In ancient days, December 21 (in the northern hemisphere) was considered the ‘shortest day’ before we began to enjoy more light in the day, warmth for growing and another cycle of life for us to enjoy. Traditionally, this is when so many people ‘pause’ for a few days to reflect on what was and what will be.
I suppose there’s SO much to say about 2020 that will likely be recapped by so many people. No need to bore you with that. What follows is my own personal take on the year that was.
As the days wind down with 2020, I feel like most people and I’m quick to say ‘Don’t let it hit your ass on the way out’. But was it really that bad? For me personally, I managed to get a lot of things off my checklist, including an exceptionally well organized spice drawer (as boring as that might sound, it’s awesome), most major projects around the house (including a VERY challenging handrail for our bedroom area, shelves to cap the top of the stairs and even a cute little pair of lovebirds to hold our robes as we savour our hottub), practicing guitar quite a bit (especially with my new Seagull 12-string friend), completing a few thousand (!) food deliveries for those in need (Mason is now helping with the food packing), volunteering many hours with Joe’s MILL, losing a few pounds and completing several other smaller feats.

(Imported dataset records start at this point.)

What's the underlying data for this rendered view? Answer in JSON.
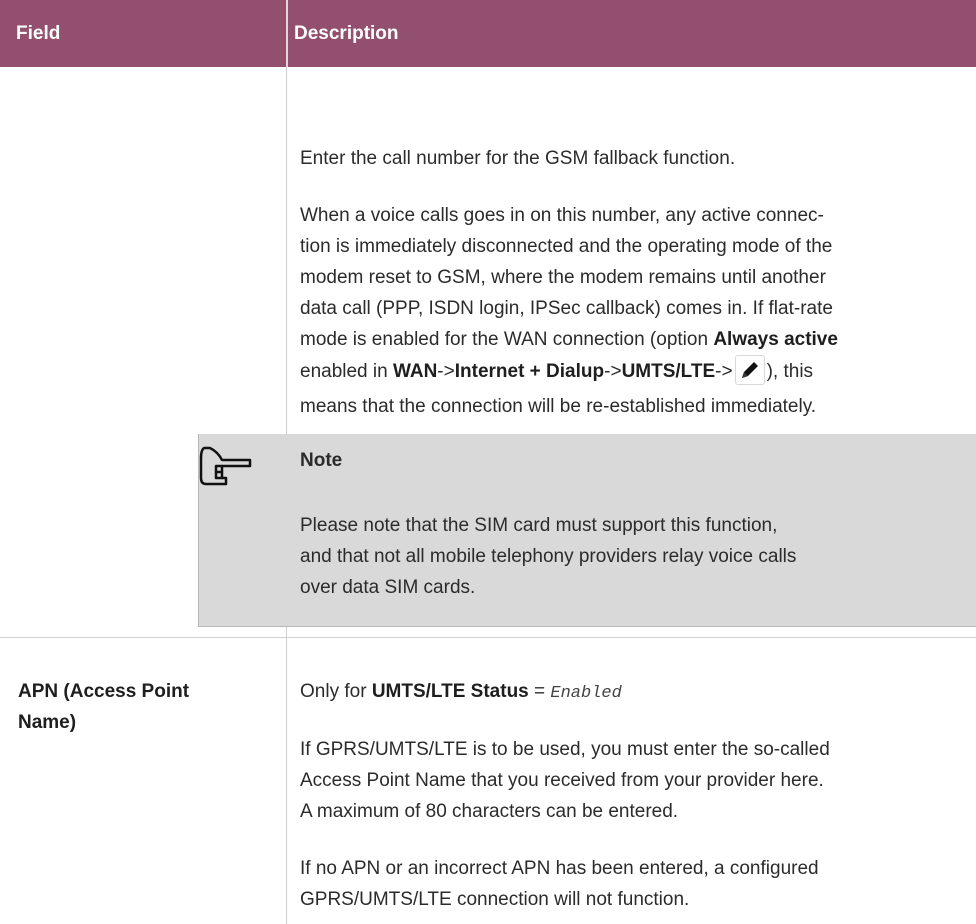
{
  "header": {
    "col_field": "Field",
    "col_description": "Description"
  },
  "row1": {
    "p1": "Enter the call number for the GSM fallback function.",
    "p2_line1": "When a voice calls goes in on this number, any active connec-",
    "p2_line2": "tion is immediately disconnected and the operating mode of the",
    "p2_line3": "modem reset to GSM, where the modem remains until another",
    "p2_line4": "data call (PPP, ISDN login, IPSec callback) comes in. If flat-rate",
    "p2_line5_pre": "mode is enabled for the WAN connection (option ",
    "p2_line5_bold": "Always active",
    "p2_line6_pre": "enabled in ",
    "p2_line6_wan": "WAN",
    "arrow": "->",
    "p2_line6_internet": "Internet + Dialup",
    "p2_line6_umts": "UMTS/LTE",
    "p2_line6_post": "), this",
    "p2_line7": "means that the connection will be re-established immediately.",
    "icon": "pencil-edit-icon"
  },
  "note": {
    "icon": "pointing-hand-icon",
    "title": "Note",
    "line1": "Please note that the SIM card must support this function,",
    "line2": "and that not all mobile telephony providers relay voice calls",
    "line3": "over data SIM cards."
  },
  "row2": {
    "field_line1": "APN (Access Point",
    "field_line2": "Name)",
    "p1_pre": "Only for ",
    "p1_bold": "UMTS/LTE Status",
    "p1_eq": " = ",
    "p1_value": "Enabled",
    "p2_line1": "If GPRS/UMTS/LTE is to be used, you must enter the so-called",
    "p2_line2": "Access Point Name that you received from your provider here.",
    "p2_line3": "A maximum of 80 characters can be entered.",
    "p3_line1": "If no APN or an incorrect APN has been entered, a configured",
    "p3_line2": "GPRS/UMTS/LTE connection will not function."
  },
  "colors": {
    "header_bg": "#92506e",
    "note_bg": "#d9d9d9",
    "text": "#2b2b2b"
  }
}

I know getting to know my two incredible family members and roommates (Lisa and Mason) was a great way to start and end the year for me. I’m so proud of both of them and the things they do. It was difficult trying to convince our son that things will get better as we take away his teen years. I worry about how the next generation will treat us, given what we’re leaving them.

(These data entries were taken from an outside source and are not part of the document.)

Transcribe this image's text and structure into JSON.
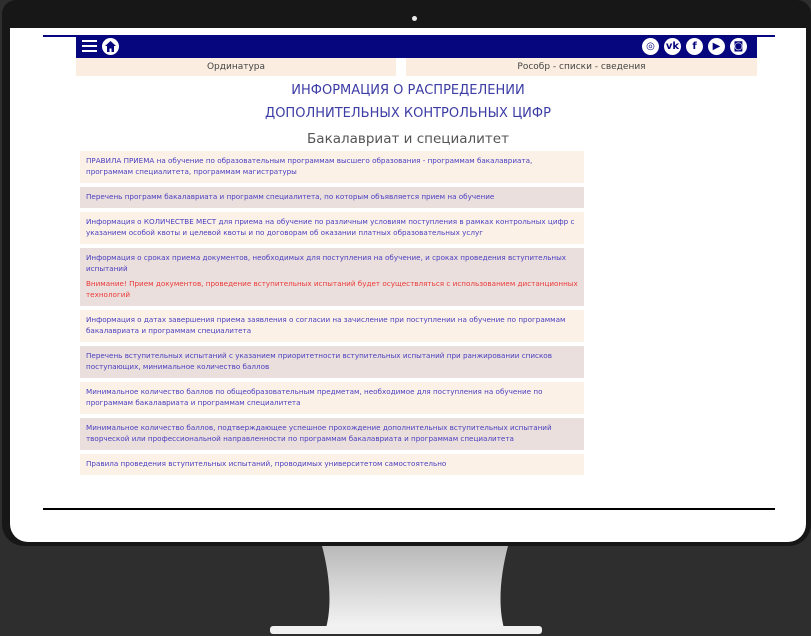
{
  "nav": {
    "left_label": "Ординатура",
    "right_label": "Рособр - списки - сведения"
  },
  "social_icons": [
    "instagram-icon",
    "vk-icon",
    "facebook-icon",
    "youtube-icon",
    "rss-icon"
  ],
  "social_glyphs": [
    "◎",
    "vk",
    "f",
    "▶",
    "◙"
  ],
  "heading": {
    "line1": "ИНФОРМАЦИЯ О РАСПРЕДЕЛЕНИИ",
    "line2": "ДОПОЛНИТЕЛЬНЫХ КОНТРОЛЬНЫХ ЦИФР"
  },
  "subtitle": "Бакалавриат и специалитет",
  "rows": [
    {
      "text": "ПРАВИЛА ПРИЕМА на обучение по образовательным программам высшего образования - программам бакалавриата, программам специалитета, программам магистратуры"
    },
    {
      "text": "Перечень программ бакалавриата и программ специалитета, по которым объявляется прием на обучение"
    },
    {
      "text": "Информация о КОЛИЧЕСТВЕ МЕСТ для приема на обучение по различным условиям поступления в рамках контрольных цифр с указанием особой квоты и целевой квоты и по договорам об оказании платных образовательных услуг"
    },
    {
      "text": "Информация о сроках приема документов, необходимых для поступления на обучение, и сроках проведения вступительных испытаний",
      "warning": "Внимание! Прием документов, проведение вступительных испытаний будет осуществляться с использованием дистанционных технологий"
    },
    {
      "text": "Информация о датах завершения приема заявления о согласии на зачисление при поступлении на обучение по программам бакалавриата и программам специалитета"
    },
    {
      "text": "Перечень вступительных испытаний с указанием приоритетности вступительных испытаний при ранжировании списков поступающих, минимальное количество баллов"
    },
    {
      "text": "Минимальное количество баллов по общеобразовательным предметам, необходимое для поступления на обучение по программам бакалавриата и программам специалитета"
    },
    {
      "text": "Минимальное количество баллов, подтверждающее успешное прохождение дополнительных вступительных испытаний творческой или профессиональной направленности по программам бакалавриата и программам специалитета"
    },
    {
      "text": "Правила проведения вступительных испытаний, проводимых университетом самостоятельно"
    }
  ],
  "colors": {
    "topbar": "#06067e",
    "row_light": "#fbf1e7",
    "row_dark": "#eadfdc",
    "link": "#4a3ec0",
    "warning": "#ea3a3a"
  }
}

I really enjoyed the warm reception of new friends with Joe’s MILL, the Kingston Velo Club and Kingston Health / Loving Spoonful, among so many others. For example? In August, we took advantage of a small window related to gatherings to celebrate life with a most incredible and food-tastic wine pairing dinner for our friends with the KVC. Of course we didn’t have to go all out, but I suppose in the spirit of the times, we were ready to keep the fear at bay and enjoy ourselves. Five courses, five excellent Canadian wines, lots of masks, gloves and other precautions. Massive prep and pre-planning with Lisa and I. It was a feast to remember!
That was for new friends, but we dearly miss so many family members and ‘old’ friends that we were supposed to see this year. Road trips and flights cancelled, we did our duty and waited patiently like so many others, frustrated by the handful of idiots that still think this is some evil means of inconveniencing them on the way to CostCo or something.
Despite the aforementioned event, 2020 was the year I stared alcohol down and quit drinking and the business altogether. It’s left a strange void, but I’m happy to move on because neither were very kind to me. I still don’t have an actual destination for a ‘profession’, but I’m hopeful that a graduate program related to literature, mythology or music will cross my path and I’ll find some fulfilling research, writing and story-telling to augment my ‘senior’ years. I wrote a LOT in 2020 (see BillWittur.com for samples) and started to even keep track of a couple of tunes that I have drafted, three of which reference Covid in some way. I hope more people do this while the emotions and wounds of 2020 are still raw; before they become scars. This was a year that will force us to pivot in how we live and manage this incredibly rare thing called ‘Earth’ which, in case you haven’t noticed or need a reminder, also spells ‘Heart’. Without either, we’re nothing.
Here’s special nod to essential workers, small businesses and non-profits that survived the year. Every year has an array of upsets and shaky moments, but this has been one wave after another that hasn’t been helped by the confusion sown by our provincial leaders with portfolios like health and education. With global politics, thank goodness the US has new leadership. Trump is an ignorant and incompetent buffoon that never should have had the keys to the White House. He is the raw epitome of inequality and confusion propped by angry people that are being misled. Our collective frustration should zero in on the simple question “just how many hundreds of billions of dollars are enough for one person to have and hoard before we politely ask them to give back to the world they’re taking from?” As we hand down unprecedented economic, psychological, environmental and social issues to our children, that question is more relevant than ever.
Now, if you’re feeling like you’re being denied something or that this year is wildly different from others, please come to me to talk (just don’t ask me to join a Zoom call!). With more than 15 years experience, I’m an expert at working from home and I know how to smooth out those days when you feel like you’re the only person on the planet. More than ever, we have to all look out for each other and make sure that we all make it through this phase of human existence and move on to smarter, bigger and much better things. Imagine for a moment how exciting it will be when we finally do come to the other side and realize our potential as a species. We have solutions and ideas. We just have to be bold enough to take the first step into our future. I wish you all the very best during this holiday season, in 2021 and beyond.